> [Information given]
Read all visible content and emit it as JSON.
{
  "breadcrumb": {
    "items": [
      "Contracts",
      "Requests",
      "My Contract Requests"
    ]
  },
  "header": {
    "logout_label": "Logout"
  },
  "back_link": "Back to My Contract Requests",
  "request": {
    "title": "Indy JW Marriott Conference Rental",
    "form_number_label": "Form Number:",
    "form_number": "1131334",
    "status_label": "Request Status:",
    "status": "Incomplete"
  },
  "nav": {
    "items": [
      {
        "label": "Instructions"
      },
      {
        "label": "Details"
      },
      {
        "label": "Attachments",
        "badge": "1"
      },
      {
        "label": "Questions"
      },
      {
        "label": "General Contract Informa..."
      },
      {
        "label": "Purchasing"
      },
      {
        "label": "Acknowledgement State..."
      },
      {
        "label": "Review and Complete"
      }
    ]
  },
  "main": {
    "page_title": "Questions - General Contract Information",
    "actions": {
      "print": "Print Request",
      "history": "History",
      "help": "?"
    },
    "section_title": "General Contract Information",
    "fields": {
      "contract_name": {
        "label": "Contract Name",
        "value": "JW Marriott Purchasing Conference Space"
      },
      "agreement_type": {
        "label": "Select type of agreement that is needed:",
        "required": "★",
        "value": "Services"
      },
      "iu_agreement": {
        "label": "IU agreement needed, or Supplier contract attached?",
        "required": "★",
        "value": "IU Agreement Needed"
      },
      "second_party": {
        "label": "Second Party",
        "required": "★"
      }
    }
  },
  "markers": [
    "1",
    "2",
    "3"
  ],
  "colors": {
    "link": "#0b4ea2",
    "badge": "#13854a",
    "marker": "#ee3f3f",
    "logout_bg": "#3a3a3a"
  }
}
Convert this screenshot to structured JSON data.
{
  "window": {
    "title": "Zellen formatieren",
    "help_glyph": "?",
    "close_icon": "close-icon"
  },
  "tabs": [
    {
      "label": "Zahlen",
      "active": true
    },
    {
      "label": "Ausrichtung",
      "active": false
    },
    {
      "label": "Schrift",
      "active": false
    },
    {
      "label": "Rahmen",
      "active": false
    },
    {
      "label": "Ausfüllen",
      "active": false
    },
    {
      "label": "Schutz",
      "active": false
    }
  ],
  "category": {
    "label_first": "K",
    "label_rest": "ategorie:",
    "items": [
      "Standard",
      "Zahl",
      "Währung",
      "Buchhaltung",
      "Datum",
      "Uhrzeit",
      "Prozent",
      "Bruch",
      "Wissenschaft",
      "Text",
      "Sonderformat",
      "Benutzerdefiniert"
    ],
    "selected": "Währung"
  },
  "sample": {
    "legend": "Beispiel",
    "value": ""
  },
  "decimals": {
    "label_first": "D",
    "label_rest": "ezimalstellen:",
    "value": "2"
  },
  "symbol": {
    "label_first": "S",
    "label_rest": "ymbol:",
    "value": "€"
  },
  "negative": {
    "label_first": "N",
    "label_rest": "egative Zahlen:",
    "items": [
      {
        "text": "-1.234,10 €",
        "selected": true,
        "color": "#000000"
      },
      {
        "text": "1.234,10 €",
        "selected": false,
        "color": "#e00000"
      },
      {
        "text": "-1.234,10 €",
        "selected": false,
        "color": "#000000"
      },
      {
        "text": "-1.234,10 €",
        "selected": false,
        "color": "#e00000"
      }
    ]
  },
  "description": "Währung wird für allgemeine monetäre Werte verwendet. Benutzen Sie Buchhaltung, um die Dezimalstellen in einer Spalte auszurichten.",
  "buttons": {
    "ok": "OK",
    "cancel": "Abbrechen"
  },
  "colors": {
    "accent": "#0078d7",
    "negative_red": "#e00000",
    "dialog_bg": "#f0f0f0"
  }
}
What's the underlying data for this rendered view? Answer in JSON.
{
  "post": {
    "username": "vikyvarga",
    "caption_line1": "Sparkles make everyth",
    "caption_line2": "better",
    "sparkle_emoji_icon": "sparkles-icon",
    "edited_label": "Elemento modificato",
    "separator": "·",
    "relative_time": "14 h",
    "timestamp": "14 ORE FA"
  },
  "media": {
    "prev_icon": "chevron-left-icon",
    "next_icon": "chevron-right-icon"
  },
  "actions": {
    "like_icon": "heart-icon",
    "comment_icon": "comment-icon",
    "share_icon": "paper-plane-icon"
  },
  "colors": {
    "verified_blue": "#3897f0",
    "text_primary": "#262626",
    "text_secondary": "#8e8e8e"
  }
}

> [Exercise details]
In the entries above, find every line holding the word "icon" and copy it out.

> [Answer space]
    "close_icon": "close-icon"
    "sparkle_emoji_icon": "sparkles-icon",
    "prev_icon": "chevron-left-icon",
    "next_icon": "chevron-right-icon"
    "like_icon": "heart-icon",
    "comment_icon": "comment-icon",
    "share_icon": "paper-plane-icon"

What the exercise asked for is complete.